-------- EXERCISE MATERIAL --------

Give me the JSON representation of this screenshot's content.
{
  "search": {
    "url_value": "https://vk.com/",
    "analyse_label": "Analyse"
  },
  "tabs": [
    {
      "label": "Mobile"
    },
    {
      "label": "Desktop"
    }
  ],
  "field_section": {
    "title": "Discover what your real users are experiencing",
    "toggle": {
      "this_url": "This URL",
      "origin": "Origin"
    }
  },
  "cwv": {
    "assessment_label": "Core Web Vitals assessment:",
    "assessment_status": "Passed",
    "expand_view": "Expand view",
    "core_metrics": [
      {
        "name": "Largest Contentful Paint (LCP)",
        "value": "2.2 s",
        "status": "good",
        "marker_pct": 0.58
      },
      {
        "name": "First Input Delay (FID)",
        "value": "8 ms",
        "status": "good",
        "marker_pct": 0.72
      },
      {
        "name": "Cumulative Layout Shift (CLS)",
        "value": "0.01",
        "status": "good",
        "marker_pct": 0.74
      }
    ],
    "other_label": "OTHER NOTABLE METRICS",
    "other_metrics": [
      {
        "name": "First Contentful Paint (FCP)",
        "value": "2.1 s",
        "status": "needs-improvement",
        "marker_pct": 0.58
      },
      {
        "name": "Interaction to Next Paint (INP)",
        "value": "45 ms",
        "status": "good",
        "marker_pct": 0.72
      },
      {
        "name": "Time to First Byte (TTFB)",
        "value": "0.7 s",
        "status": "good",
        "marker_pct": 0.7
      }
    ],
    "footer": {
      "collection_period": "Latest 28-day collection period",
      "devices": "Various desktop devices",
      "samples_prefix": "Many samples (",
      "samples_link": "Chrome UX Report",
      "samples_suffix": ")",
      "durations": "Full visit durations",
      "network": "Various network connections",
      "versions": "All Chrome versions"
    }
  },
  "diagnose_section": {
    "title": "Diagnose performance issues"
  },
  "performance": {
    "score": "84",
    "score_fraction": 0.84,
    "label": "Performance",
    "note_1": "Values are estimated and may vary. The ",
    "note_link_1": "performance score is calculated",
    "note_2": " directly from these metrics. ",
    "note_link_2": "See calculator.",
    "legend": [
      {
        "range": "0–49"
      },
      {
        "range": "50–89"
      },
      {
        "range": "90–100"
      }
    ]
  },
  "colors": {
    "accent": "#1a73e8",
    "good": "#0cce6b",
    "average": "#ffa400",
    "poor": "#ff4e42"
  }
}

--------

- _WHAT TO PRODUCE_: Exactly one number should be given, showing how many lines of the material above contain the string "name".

- _ANSWER SECTION_: 6